We started three weeks ago. Jackson sponged hearts and hand prints on red, white, purple and pink paper (because some girls like pink, I was informed). Then each day leading up to Valentine's Jackson wrote out 3-4 cards with a special message to each and every student in his class. Some were simple "Happy Valentine's Day" messages. Some, to his closest of friends, read "I love you." Some were truthful messages about his feelings toward certain classmates: "I think you are pretty." " You are fun." "I hope you are feeling better." Etc. It was taxing, forcing a five year old who has been at school all day long to come home and write out hand written messages. It was frustrating at times for both of us. But once they were all completed Jackson was incredibly proud of his creations. And so was I.
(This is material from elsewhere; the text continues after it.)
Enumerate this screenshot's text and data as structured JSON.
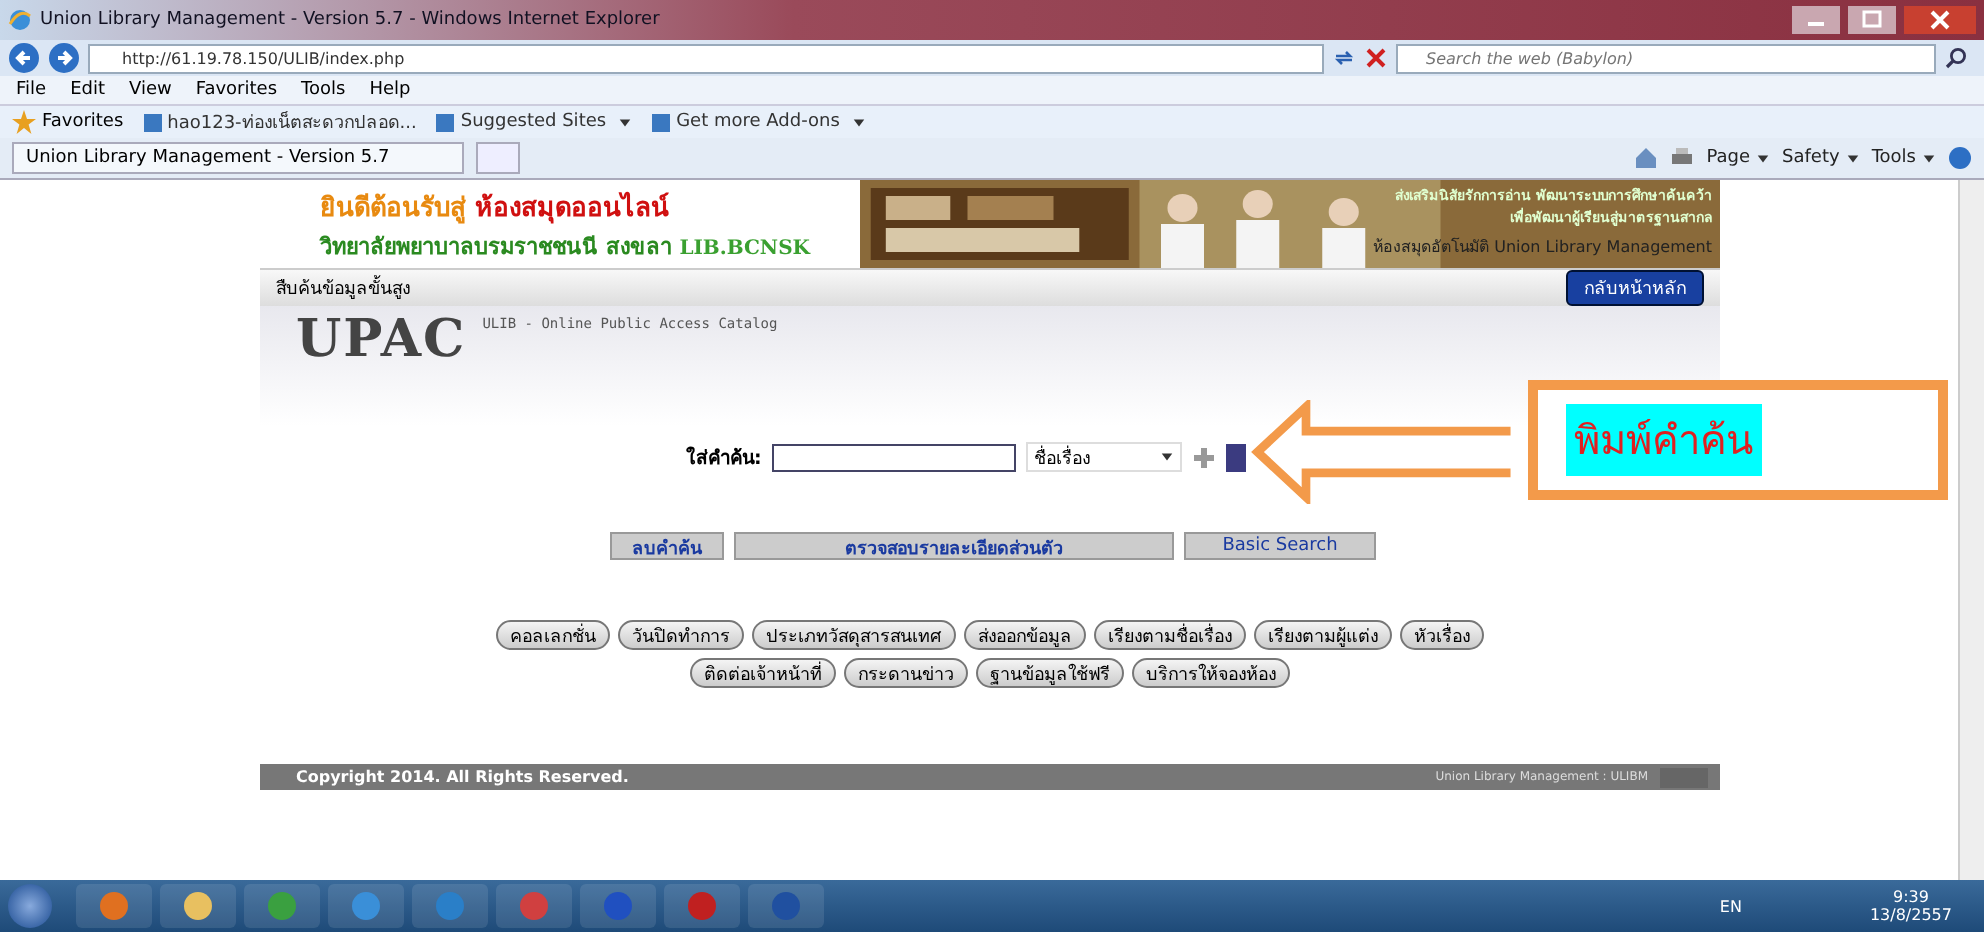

When I picked him up from school yesterday - the day of the exchange - he was beaming with joy, and dare I say it, love? There was no party. No treats or snacks or goodies. There were 24 students carrying homemade boxes full to overflowing with kind notes hand written by their class mates. Jackson savored every message as we drove home. He pointed out special notes and commented on who used heart stickers and who used Star Wars stickers. He was happy. That's something you can't account for in a sugar-filled-party or generic brand pre-made Valentine's Day cards. These cards won't get tossed in tomorrow's garbage. I'll put them away in his art box. They are mini-masterpieces. Filled with love and kindness and friendship.